Dear Capitol Hill Public Schools Parent Organization members,
CHPSPO will meet on Tuesday, September 20, at Payne Elementary (1445 C Street, SE). Liz Davis, the President of the Washington Teachers Union, will join us at our meeting. In addition to the discussion with Ms. Davis, we will be discussing the final preparations for Walk-to-School Day, share school practices on morning drop-off, and begin planning for visits to the Wilson Building in October.
I also want to share a recent interview Andy Shallal did with Gary Ratner, Executive Director of Citizens for Better Schools, on the Pacifica Radio show, “Business Matters,” about the need for a new education strategy and what skills our city should be looking for in the next Chancellor to carry out this new education strategy. A voice recording of the 20 minute interview is available at www.wpfwfm.org . Click on “Archived Shows”. Scroll down to “Business Matters” for September 12, 2016, 9:00 am and click on “Play.” (Interview starts around 9:15 and you can skip to that by clicking on grey progress bar to right of the pause button.)

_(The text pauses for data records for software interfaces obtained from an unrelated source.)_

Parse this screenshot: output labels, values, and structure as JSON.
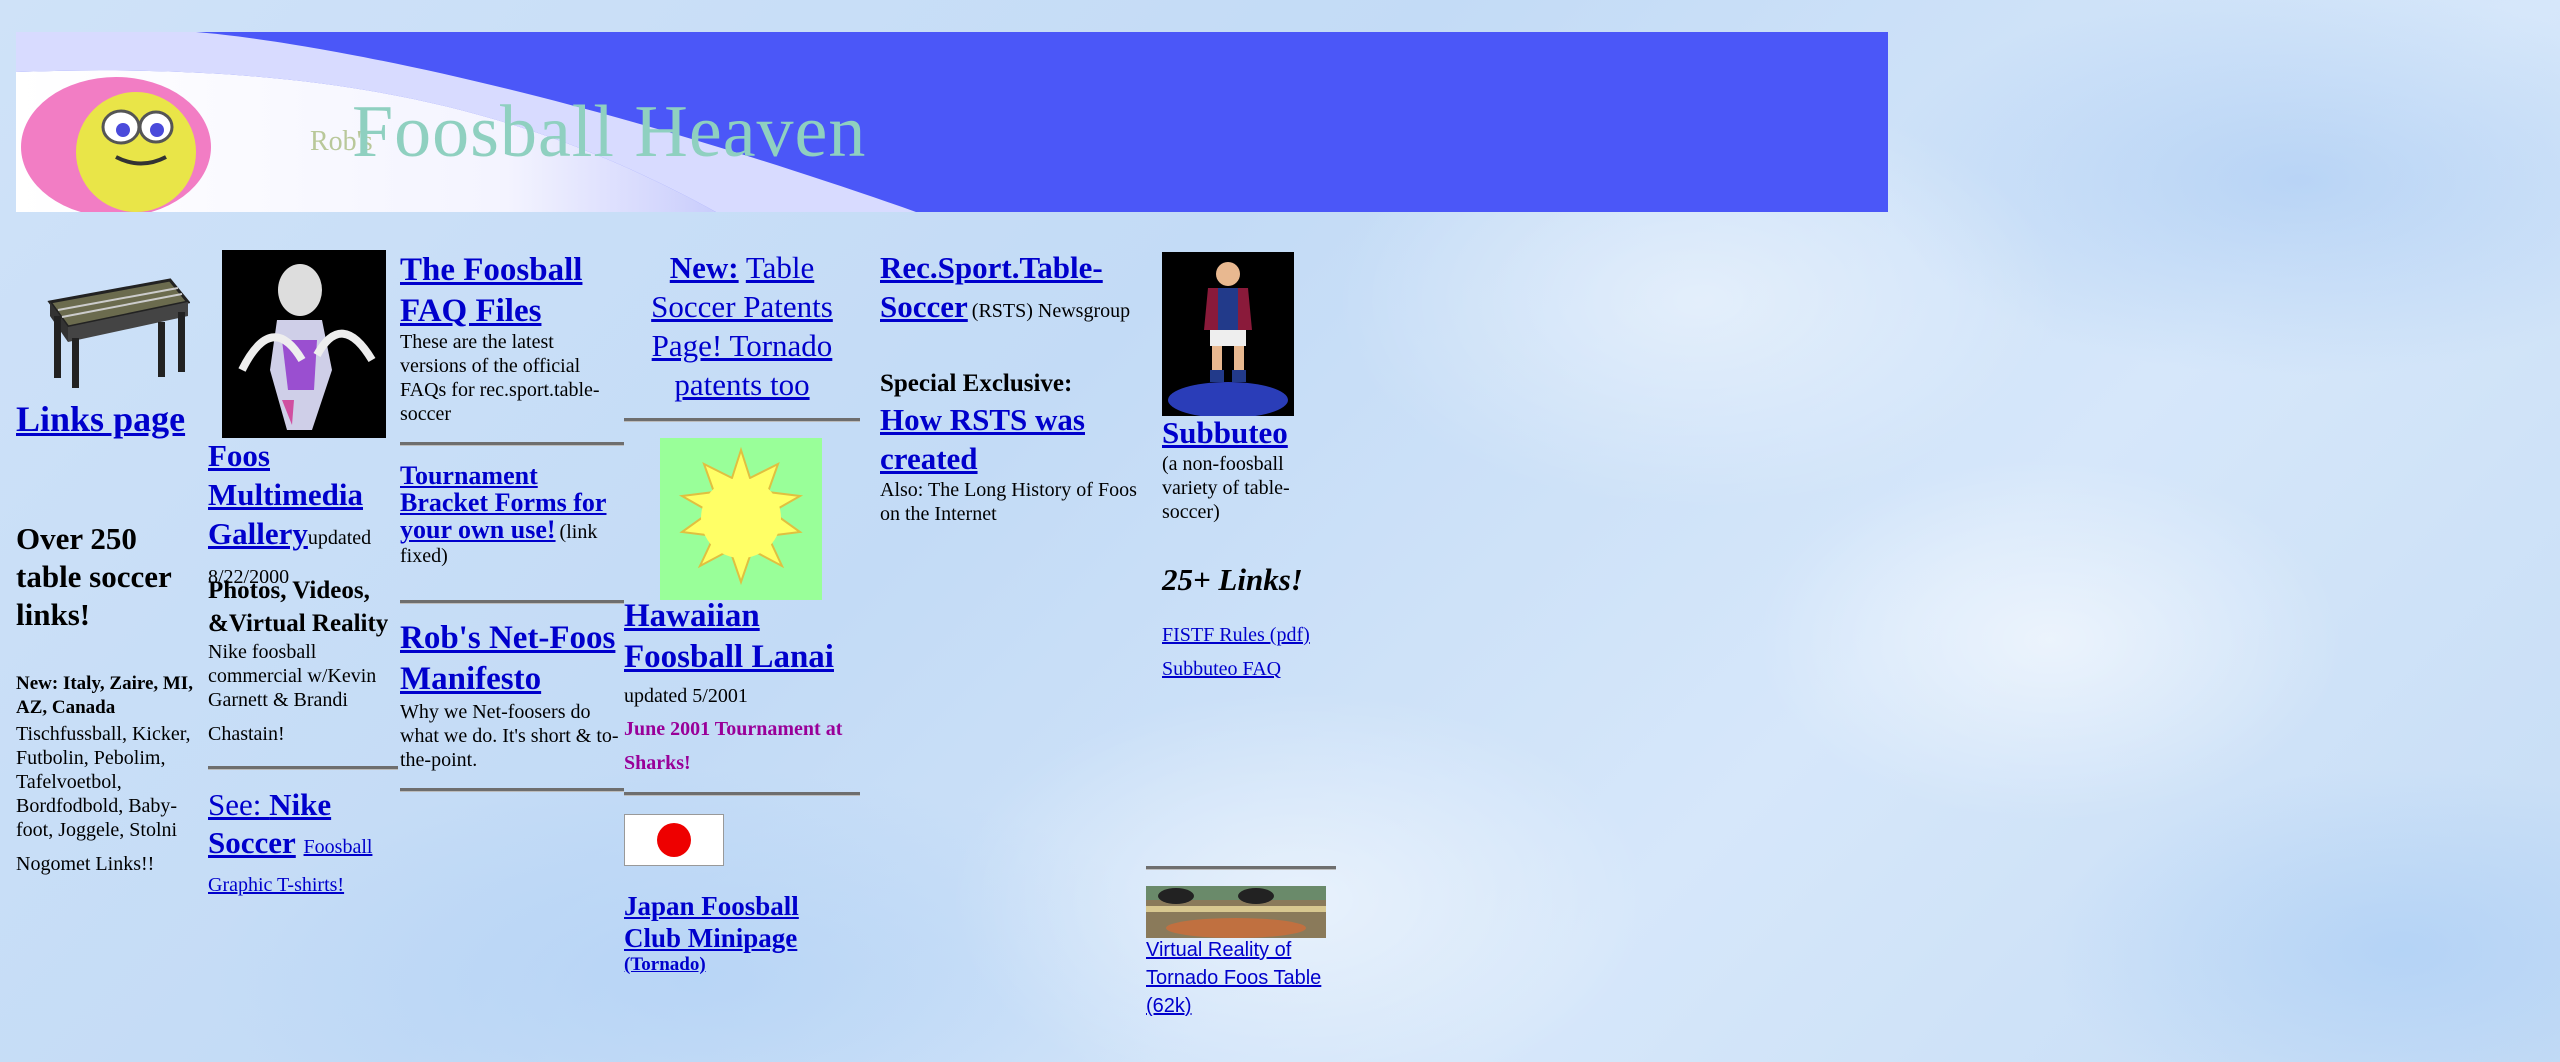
{
  "banner": {
    "prefix": "Rob's",
    "title": "Foosball Heaven"
  },
  "col1": {
    "links_page": "Links page",
    "headline": "Over 250 table soccer links!",
    "new_label": "New: Italy, Zaire, MI, AZ, Canada",
    "names": "Tischfussball, Kicker, Futbolin, Pebolim, Tafelvoetbol, Bordfodbold, Baby-foot, Joggele, Stolni",
    "names_tail": "Nogomet Links!!"
  },
  "col2": {
    "gallery_link": "Foos Multimedia Gallery",
    "updated": "updated 8/22/2000",
    "photos": "Photos, Videos, &Virtual Reality",
    "nike_text": "Nike foosball commercial w/Kevin Garnett & Brandi",
    "nike_tail": "Chastain!",
    "see_label": "See: ",
    "nike_soccer": "Nike Soccer",
    "tshirts_a": "Foosball",
    "tshirts_b": "Graphic T-shirts!"
  },
  "col3": {
    "faq_link": "The Foosball FAQ Files",
    "faq_desc": "These are the latest versions of the official FAQs for rec.sport.table-soccer",
    "tournament_link": "Tournament Bracket Forms for your own use!",
    "tournament_note": "(link fixed)",
    "manifesto_link": "Rob's Net-Foos Manifesto",
    "manifesto_desc": "Why we Net-foosers do what we do. It's short & to-the-point."
  },
  "col4": {
    "new_bold": "New:",
    "patents": "Table Soccer Patents Page! Tornado patents too",
    "hawaii_link": "Hawaiian Foosball Lanai",
    "hawaii_updated": "updated 5/2001",
    "hawaii_tournament": "June 2001 Tournament at Sharks!",
    "japan_link": "Japan Foosball Club Minipage",
    "japan_sub": "(Tornado)"
  },
  "col5": {
    "rsts_link": "Rec.Sport.Table-Soccer",
    "rsts_note": "(RSTS) Newsgroup",
    "exclusive": "Special Exclusive:",
    "rsts_created": "How RSTS was created",
    "history": "Also: The Long History of Foos on the Internet"
  },
  "col6": {
    "subbuteo_link": "Subbuteo",
    "subbuteo_desc": "(a non-foosball variety of table-soccer)",
    "links_count": "25+ Links!",
    "fistf": "FISTF Rules (pdf)",
    "subbuteo_faq": "Subbuteo FAQ",
    "vr_link": "Virtual Reality of Tornado Foos Table (62k)"
  },
  "colors": {
    "banner_blue": "#4b57f8",
    "link": "#0000cc",
    "purple": "#990099",
    "sun": "#ffff66",
    "sun_bg": "#99ff99",
    "flag_red": "#ee0000"
  }
}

I’m also sharing a letter that was written by a Ward 4 parent regarding changes to staffing for school nurses. CHPSPO has discussed in the past issues dealing with school nurses, and I thought people would want to see this letter.
Hope to see you on Tuesday.
Dear DC Government Officials,
I am writing you to express my concern over changes I recently learned were planned to the way school nurses are provided in our public schools. At a Ward 4 Education Alliance meeting on 9/14, Dr. Schumacher of DCPS confirmed a rumor that schools will no longer have a minimum of 1 nurse per school, and instead have a minimum of 1/2 nurse per school as part of a larger initiative to increase coordination of care with physicians and community health organizations. It was stated that these changes were intended to be implemented by January 2017.
I support the general notions that were presented, including increased equity and better utilization of public resources. But I object to the way the actions are being carried forward. I request that you preserve a full time nurse at each public school. If there are worthwhile initiatives to increase performance and efficiency, then please add to the budget to pay for those. Don’t pay for it by cutting nurse staff to our schools.
In the meeting, it was stated that school staff can manage issues while the school nurse is not present. I strongly object to this for two reasons. First, I don’t see any additional funding going to cover staff positions as we add collateral duties, and I don’t believe you get something for nothing. If anything, the staff should have fewer collateral duties or increased staff to better handle them. Second, the little training that staff gets does not take the place of a true nurse. While they may be able to handle minor bumps and scrapes, can they handle infectious disease outbreaks? Will they know the signs of more serious illness? Waiting until the nurse is back in the office is not an acceptable response. And I do not trust the idea of having centralized resources to supplement by phone. Nothing takes the place of a full-time nurse in the school invested in the school community.
I’d also like you to address the lack of transparency in this process. This represents a notable change in our schools, and you’ve hidden this from us until it’s nearly a done deal. You can do much better than that, and you have in the past. Take, for example, the school boundary realignment process. While it was painful, I do feel that you heard us and adjusted the actions in response to what you heard from us. There has been no such thing for this change, and I don’t think you’re taking us in a direction that many parents want to go. I request that you put a hold on this process and try again with parent input. There’s generally little trust in DC government and this lack of transparency erodes what little is left.
While you state a goal of promoting equity, I don’t think you’ve fully recognized the inequity that reducing nurse staffing drives. For example, when my daughter hit her head, we were fortunate enough to be able to pick her up from school and bring her to a doctor because there was no nurse available in the school. The same would be significantly more difficult for the child of a single parent with a less flexible job.
As it is, your actions seem to be related to the current shortage of nurses, which is already affecting our schools. It’s disturbing to me that the current contract provisions that require at least one nurse per school are not being maintained. What is DOH and DCPS doing about this? Is the council even aware?
Ward 4 parent of 2 DCPS students